Lawmakers Propose Self Plus One Option for Federal Health Program

December 11, 2013 This story has been updated. The bipartisan budget proposal announced Tuesday would pave the way for a “self plus one” coverage option under the federal employee health insurance program. A provision in the $85 billion deal unveiled by Rep. Paul Ryan, R-Wis., and Sen. Patty Murray, D-Wash., would allow the ...

New Feds, Military Retirees to Contribute More to Pensions With Budget Deal

December 11, 2013 New federal employees and military retirees would have to contribute more to their pensions under the bipartisan deal the congressional budget conference committee unveiled Tuesday evening. Federal workers hired on or after Jan. 1, 2014, with less than five years of service would have to pay 4.4 percent toward their ...

Budget Deal Asks New Feds to Contribute More to Pensions

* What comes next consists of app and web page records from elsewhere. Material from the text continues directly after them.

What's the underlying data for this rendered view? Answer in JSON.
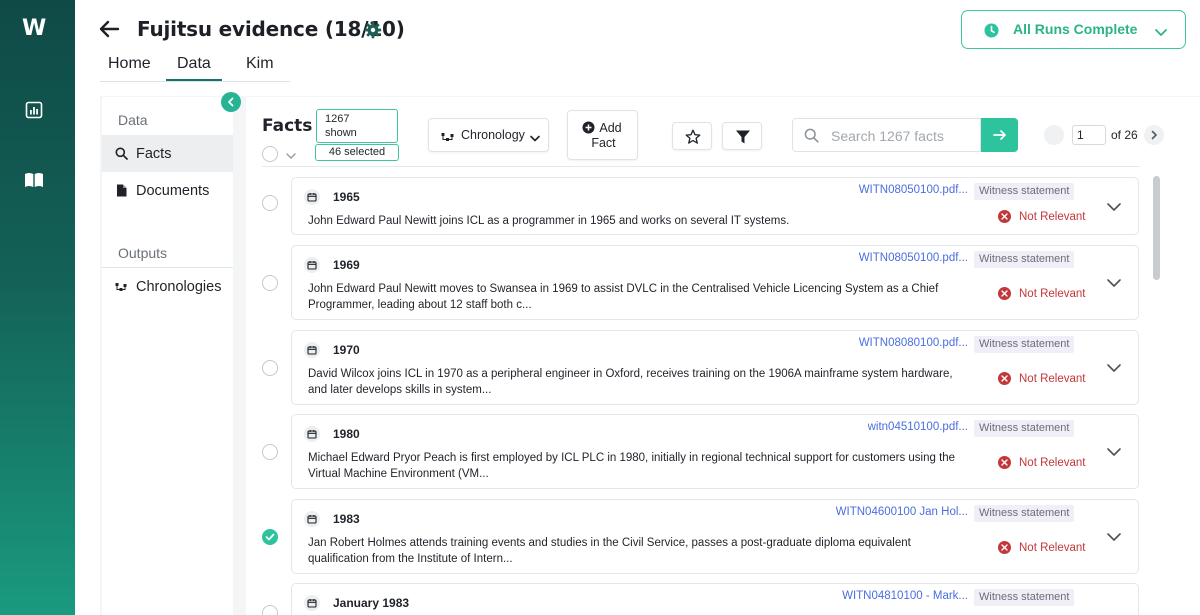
{
  "app": {
    "logo": "W",
    "title": "Fujitsu evidence (18/10)",
    "runs_status": "All Runs Complete"
  },
  "tabs": [
    {
      "label": "Home"
    },
    {
      "label": "Data"
    },
    {
      "label": "Kim"
    }
  ],
  "sidebar": {
    "data_heading": "Data",
    "items": [
      {
        "label": "Facts"
      },
      {
        "label": "Documents"
      }
    ],
    "outputs_heading": "Outputs",
    "outputs": [
      {
        "label": "Chronologies"
      }
    ]
  },
  "toolbar": {
    "title": "Facts",
    "shown_count": "1267",
    "shown_label": "shown",
    "selected_label": "46 selected",
    "chronology_label": "Chronology",
    "add_label_1": "Add",
    "add_label_2": "Fact",
    "search_placeholder": "Search 1267 facts",
    "page_value": "1",
    "page_of": "of 26"
  },
  "facts": [
    {
      "date": "1965",
      "text": "John Edward Paul Newitt joins ICL as a programmer in 1965 and works on several IT systems.",
      "source": "WITN08050100.pdf...",
      "type": "Witness statement",
      "relevance": "Not Relevant",
      "checked": false
    },
    {
      "date": "1969",
      "text": "John Edward Paul Newitt moves to Swansea in 1969 to assist DVLC in the Centralised Vehicle Licencing System as a Chief Programmer, leading about 12 staff both c...",
      "source": "WITN08050100.pdf...",
      "type": "Witness statement",
      "relevance": "Not Relevant",
      "checked": false
    },
    {
      "date": "1970",
      "text": "David Wilcox joins ICL in 1970 as a peripheral engineer in Oxford, receives training on the 1906A mainframe system hardware, and later develops skills in system...",
      "source": "WITN08080100.pdf...",
      "type": "Witness statement",
      "relevance": "Not Relevant",
      "checked": false
    },
    {
      "date": "1980",
      "text": "Michael Edward Pryor Peach is first employed by ICL PLC in 1980, initially in regional technical support for customers using the Virtual Machine Environment (VM...",
      "source": "witn04510100.pdf...",
      "type": "Witness statement",
      "relevance": "Not Relevant",
      "checked": false
    },
    {
      "date": "1983",
      "text": "Jan Robert Holmes attends training events and studies in the Civil Service, passes a post-graduate diploma equivalent qualification from the Institute of Intern...",
      "source": "WITN04600100 Jan Hol...",
      "type": "Witness statement",
      "relevance": "Not Relevant",
      "checked": true
    },
    {
      "date": "January 1983",
      "text": "",
      "source": "WITN04810100 - Mark...",
      "type": "Witness statement",
      "relevance": "",
      "checked": false
    }
  ],
  "colors": {
    "accent": "#2cc39d",
    "rail_top": "#0f4a46",
    "not_relevant": "#c2373a",
    "link": "#4a6ee0"
  }
}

December 10, 2013 New federal employees and military retirees would have to contribute more to their pensions under the bipartisan deal the congressional budget conference committee unveiled Tuesday evening. Federal workers hired on or after Jan. 1, 2014, with less than five years of service would have to pay 4.4 percent toward their ...

What Is Your Agency Doing Right?

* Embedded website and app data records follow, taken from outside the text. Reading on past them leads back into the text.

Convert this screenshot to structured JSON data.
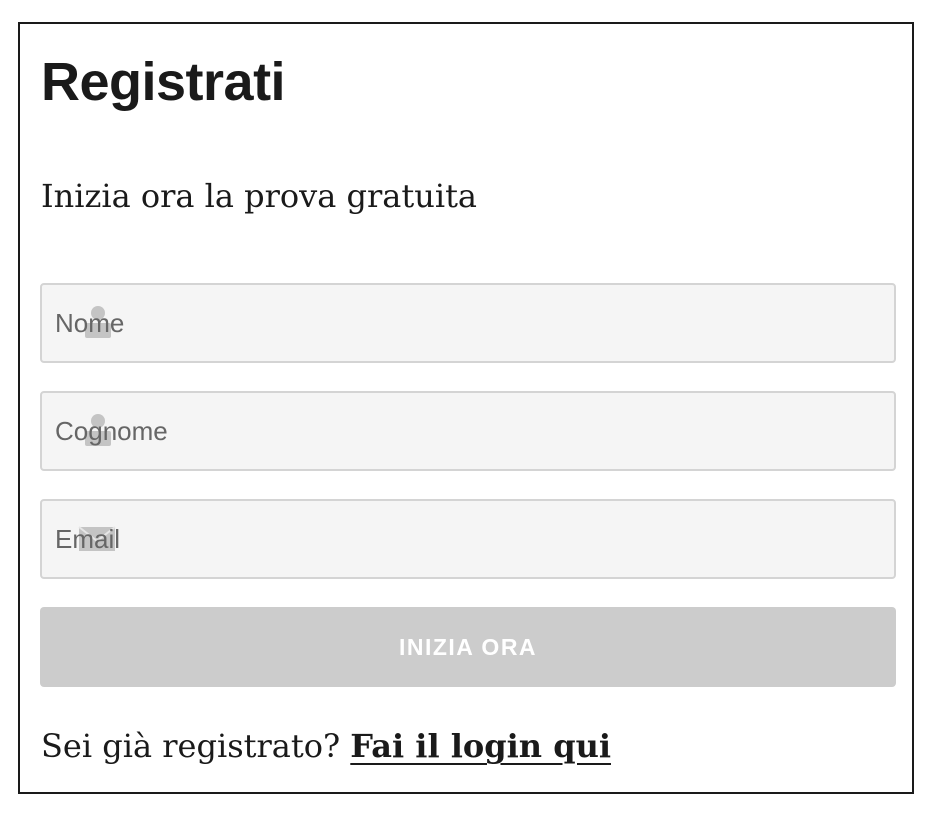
{
  "form": {
    "title": "Registrati",
    "subtitle": "Inizia ora la prova gratuita",
    "fields": {
      "first_name": {
        "placeholder": "Nome",
        "value": "",
        "icon": "user-icon"
      },
      "last_name": {
        "placeholder": "Cognome",
        "value": "",
        "icon": "user-icon"
      },
      "email": {
        "placeholder": "Email",
        "value": "",
        "icon": "envelope-icon"
      }
    },
    "submit_label": "INIZIA ORA",
    "login_prompt": "Sei già registrato?",
    "login_link": "Fai il login qui"
  },
  "colors": {
    "text": "#1a1a1a",
    "field_bg": "#f5f5f5",
    "field_border": "#d4d4d4",
    "button_bg": "#cccccc",
    "button_text": "#ffffff",
    "icon": "#c4c4c4"
  }
}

December 10, 2013 Job satisfaction among federal workers dropped nearly across the board in 2013 -- a year marked by furloughs, a continuation of the pay freeze and proposals to reduce federal employee compensation, according to this year’s Federal Employees Viewpoint Survey released last month. And then, the government shut down for 16 ...

Defense Combat Pay, Bonus Authority At Risk

December 10, 2013 The outlook for renewing combat pay and other special compensation for troops before the end of the year improved on Monday. The leaders of the Senate and House Armed Services committees have agreed to pass identical bills authorizing fiscal 2014 funds for the Defense Department, in an effort to expedite ...

Feds’ Tension Over Possible Pension Changes Escalates

December 9, 2013 Federal employees will find out this week -- as soon as Tuesday -- whether budget negotiators plan to push for changes to their pension benefits as part of a deal to offset some of the sequester spending cuts. The congressional budget conference committee led by Rep. Paul Ryan, R-Wis., and ...

Uncle Sam Sheds More Jobs in November

December 6, 2013 The federal government lost 7,000 jobs in November, continuing a downward trend in federal employment, according to the latest figures from the Bureau of Labor Statistics. Federal jobs, excluding the Postal Service, decreased by about 3,700 in November, while the Postal Service lost roughly 2,400 jobs last month. Uncle Sam ...

Ex-HR Chiefs: Some Federal Managers Just Can’t Manage

December 5, 2013 The government should rethink how it evaluates and rewards federal workers, in part to help improve the reputation of civil servants among lawmakers and the public, former executive branch officials said on Thursday. “There is still a lot of phoniness in the appraisal systems” agencies use to evaluate employees’ job ...

Obamacare Could Make FEHBP More Popular

December 5, 2013 The number of federal employees who are eligible for the Federal Employees Health Benefits Program, but not enrolled, is somewhere between 100,000 and 200,000 people, FEHBP experts agree. “I’m sure it’s a considerable number of people,” says David Ermer, a managing partner at Washington-based Ermer Law Group who represents the ...